What would wayward air talent say upon their return to TV if Gerald Ford hadn’t given them the go-to cliché in his inaugural address in 1974?
“Guys, guys, guys, guys,” said Kelly Ripa when she returned to “Live!” Tuesday morning after a weeklong absence. “Our long national nightmare is over!”
Ripa, now 45, was two months shy of her fourth birthday when Ford made the “national nightmare” phrase famous on Aug. 9, 1974, the day he was sworn in as president after Richard Nixon resigned.
Heaven knows if Ripa is aware of the phrase’s origins, but her audience lapped it up Tuesday on the show. They gave her a long standing ovation when she came on-stage hand-in-hand with Michael Strahan because -- let’s face it -- co-workers always hold hands, right?
The first five minutes of Ripa’s show -- “Live! With Kelly and Michael” -- was devoted to addressing her absence from the show ever since she learned that Strahan had accepted a promotion to “Good Morning America.”
Apparently, no one informed Ripa that she was losing her co-host to “GMA” until all the phone calls, negotiations and contract signings were over and done with. She felt blindsided, neglected and disrespected. So she protested with a reported sick-out, until ABC persuaded her to come back, reportedly with letters from their lawyers to her lawyers reminding her that she had a contract that she had better not breach.
“Please sit down. Please, please be seated,” Ripa said to her studio audience as they greeted her with a standing ovation. “I’m going to be completely honest,” she said, using a word -- “honest” -- that immediately makes you think the opposite. “I’m fairly certain that there are trained professional snipers with tranquilizer darts in case I drift too far off message!” she said. Honestly?
“I just want to honestly [using this word a second time] sincerely thank you for welcoming me back to this show,” she said. “The love, the show of support through this bizarre time has been really overwhelming.
“I needed a couple of days to gather my thoughts. After 26 years with this company, I earned the right,” Ripa’s speech continued. “And let’s be honest [usage No. 3], I know half of you called in sick to be here, so we get each other!”

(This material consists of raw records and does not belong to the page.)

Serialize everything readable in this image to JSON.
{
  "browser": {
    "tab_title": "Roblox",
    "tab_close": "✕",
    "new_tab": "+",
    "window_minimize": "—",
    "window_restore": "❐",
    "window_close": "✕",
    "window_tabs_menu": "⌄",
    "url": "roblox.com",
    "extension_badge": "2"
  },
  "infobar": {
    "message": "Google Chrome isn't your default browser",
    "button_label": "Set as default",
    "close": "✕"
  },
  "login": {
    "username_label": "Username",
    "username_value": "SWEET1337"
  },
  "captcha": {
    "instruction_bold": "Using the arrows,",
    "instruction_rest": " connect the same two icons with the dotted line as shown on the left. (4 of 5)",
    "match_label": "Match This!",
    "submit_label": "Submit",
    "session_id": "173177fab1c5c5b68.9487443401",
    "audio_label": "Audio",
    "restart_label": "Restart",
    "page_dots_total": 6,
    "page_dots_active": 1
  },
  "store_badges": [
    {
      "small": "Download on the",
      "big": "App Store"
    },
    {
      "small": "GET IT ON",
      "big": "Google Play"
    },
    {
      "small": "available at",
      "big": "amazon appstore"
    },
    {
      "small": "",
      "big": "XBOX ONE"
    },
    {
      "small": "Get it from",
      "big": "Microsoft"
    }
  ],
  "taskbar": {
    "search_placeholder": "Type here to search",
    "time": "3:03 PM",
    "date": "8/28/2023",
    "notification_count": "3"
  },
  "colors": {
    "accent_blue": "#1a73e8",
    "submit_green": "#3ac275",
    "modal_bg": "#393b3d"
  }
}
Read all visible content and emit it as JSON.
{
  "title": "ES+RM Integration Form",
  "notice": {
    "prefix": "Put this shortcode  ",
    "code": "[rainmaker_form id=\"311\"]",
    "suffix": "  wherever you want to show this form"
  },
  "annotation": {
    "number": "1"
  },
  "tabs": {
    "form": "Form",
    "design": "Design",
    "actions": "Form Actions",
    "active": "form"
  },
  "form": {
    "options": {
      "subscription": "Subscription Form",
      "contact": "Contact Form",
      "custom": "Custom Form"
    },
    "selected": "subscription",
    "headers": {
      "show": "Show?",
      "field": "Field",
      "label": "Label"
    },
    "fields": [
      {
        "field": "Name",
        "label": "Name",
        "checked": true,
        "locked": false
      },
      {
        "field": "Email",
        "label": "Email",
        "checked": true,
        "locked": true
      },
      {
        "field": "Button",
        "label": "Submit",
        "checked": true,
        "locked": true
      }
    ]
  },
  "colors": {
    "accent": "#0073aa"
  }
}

“In that time, I gained some perspective,” she said. “I always speak from the heart. I didn’t want to come out here and just, like, say something I might regret. So, what transpired, though, over the course of a few days has been extraordinary in the sense that it started a much greater conversation about communication and consideration, and most importantly, respect in the workplace.” The audience cheered wildly at this “respect” remark.
“And since we’re being honest [usage No. 4], no, I don’t consider this just a workplace. This is my second home. …
“Apologies have been made, and the best thing to come out of all of this, you guys, is that our parent company has assured me that ‘Live!’ is a priority,” she said. She was referring first to the apologies she has reportedly received from Strahan and from Ben Sherwood, president of the Disney-ABC Television Group. The second part of this portion of her speech was meant to address rumors that “Live!” would eventually have to give up its 9 a.m. (Eastern) time period for a third hour of “GMA.”
“There is a commitment to this show and the people that work here and, most importantly, to you the viewers who have watched us every day for 30 years,” Ripa said. “I am thrilled for Michael. I am thrilled for you,” she said, turning to Strahan, who was not seen on-camera during her entire speech. “This is a tremendous opportunity and I couldn’t be, and we couldn’t be, prouder of you and everything we accomplished together.
“So back to the show,” she said. “This is entertainment. It’s supposed to be entertaining. So let’s get back to what we do best and start the show. Oh, wait, incidentally, I just want to say one thing. My Dad, who was a bus driver for 30 years, thinks we’re all crazy. And I think he’s right.”
“I’m so happy you’re back,” Strahan said to Ripa when he was finally noticed by the “Live!” cameras. “And one thing I know about you is you love this show, you love the fans, you love the staff, I love you and I am so happy you’re here ’cause you brought me here -- with [executive producer Michael] Gelman -- and this show has been transforming for me.
“And I know this show lives on because you are the queen of morning television and will continue to be!” Strahan said.